---------- INPUT ----------

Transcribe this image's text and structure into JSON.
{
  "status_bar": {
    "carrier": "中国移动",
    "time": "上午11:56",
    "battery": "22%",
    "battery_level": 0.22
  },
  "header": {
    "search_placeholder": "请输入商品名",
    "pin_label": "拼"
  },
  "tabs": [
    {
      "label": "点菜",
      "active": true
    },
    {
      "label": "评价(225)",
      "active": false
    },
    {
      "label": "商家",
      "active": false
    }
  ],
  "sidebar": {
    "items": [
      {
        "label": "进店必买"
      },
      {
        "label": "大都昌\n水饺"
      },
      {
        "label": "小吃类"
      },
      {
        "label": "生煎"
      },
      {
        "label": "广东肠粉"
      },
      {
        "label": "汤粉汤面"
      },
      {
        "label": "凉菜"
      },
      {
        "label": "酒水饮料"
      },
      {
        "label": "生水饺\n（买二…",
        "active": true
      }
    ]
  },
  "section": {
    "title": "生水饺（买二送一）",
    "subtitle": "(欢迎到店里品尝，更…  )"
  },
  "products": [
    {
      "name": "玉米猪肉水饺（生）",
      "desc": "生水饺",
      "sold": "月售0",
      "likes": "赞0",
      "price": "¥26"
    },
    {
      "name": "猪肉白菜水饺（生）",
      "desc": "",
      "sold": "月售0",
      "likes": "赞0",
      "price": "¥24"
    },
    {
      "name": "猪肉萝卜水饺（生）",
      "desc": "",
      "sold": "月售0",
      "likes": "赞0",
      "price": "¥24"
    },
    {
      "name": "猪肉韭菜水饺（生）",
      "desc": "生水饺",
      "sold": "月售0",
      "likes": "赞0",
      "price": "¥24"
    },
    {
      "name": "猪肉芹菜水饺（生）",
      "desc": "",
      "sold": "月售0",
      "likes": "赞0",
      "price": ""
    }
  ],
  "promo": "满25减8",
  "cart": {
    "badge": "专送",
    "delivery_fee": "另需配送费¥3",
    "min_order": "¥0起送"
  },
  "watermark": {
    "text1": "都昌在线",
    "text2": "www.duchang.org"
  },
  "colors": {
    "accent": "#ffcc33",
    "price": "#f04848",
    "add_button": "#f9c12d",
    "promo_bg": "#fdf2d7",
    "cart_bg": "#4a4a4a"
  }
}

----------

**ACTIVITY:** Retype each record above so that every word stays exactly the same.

**WRITTEN RESPONSE:**
Transcribe this image's text and structure into JSON.
{
  "status_bar": {
    "carrier": "中国移动",
    "time": "上午11:56",
    "battery": "22%",
    "battery_level": 0.22
  },
  "header": {
    "search_placeholder": "请输入商品名",
    "pin_label": "拼"
  },
  "tabs": [
    {
      "label": "点菜",
      "active": true
    },
    {
      "label": "评价(225)",
      "active": false
    },
    {
      "label": "商家",
      "active": false
    }
  ],
  "sidebar": {
    "items": [
      {
        "label": "进店必买"
      },
      {
        "label": "大都昌\n水饺"
      },
      {
        "label": "小吃类"
      },
      {
        "label": "生煎"
      },
      {
        "label": "广东肠粉"
      },
      {
        "label": "汤粉汤面"
      },
      {
        "label": "凉菜"
      },
      {
        "label": "酒水饮料"
      },
      {
        "label": "生水饺\n（买二…",
        "active": true
      }
    ]
  },
  "section": {
    "title": "生水饺（买二送一）",
    "subtitle": "(欢迎到店里品尝，更…  )"
  },
  "products": [
    {
      "name": "玉米猪肉水饺（生）",
      "desc": "生水饺",
      "sold": "月售0",
      "likes": "赞0",
      "price": "¥26"
    },
    {
      "name": "猪肉白菜水饺（生）",
      "desc": "",
      "sold": "月售0",
      "likes": "赞0",
      "price": "¥24"
    },
    {
      "name": "猪肉萝卜水饺（生）",
      "desc": "",
      "sold": "月售0",
      "likes": "赞0",
      "price": "¥24"
    },
    {
      "name": "猪肉韭菜水饺（生）",
      "desc": "生水饺",
      "sold": "月售0",
      "likes": "赞0",
      "price": "¥24"
    },
    {
      "name": "猪肉芹菜水饺（生）",
      "desc": "",
      "sold": "月售0",
      "likes": "赞0",
      "price": ""
    }
  ],
  "promo": "满25减8",
  "cart": {
    "badge": "专送",
    "delivery_fee": "另需配送费¥3",
    "min_order": "¥0起送"
  },
  "watermark": {
    "text1": "都昌在线",
    "text2": "www.duchang.org"
  },
  "colors": {
    "accent": "#ffcc33",
    "price": "#f04848",
    "add_button": "#f9c12d",
    "promo_bg": "#fdf2d7",
    "cart_bg": "#4a4a4a"
  }
}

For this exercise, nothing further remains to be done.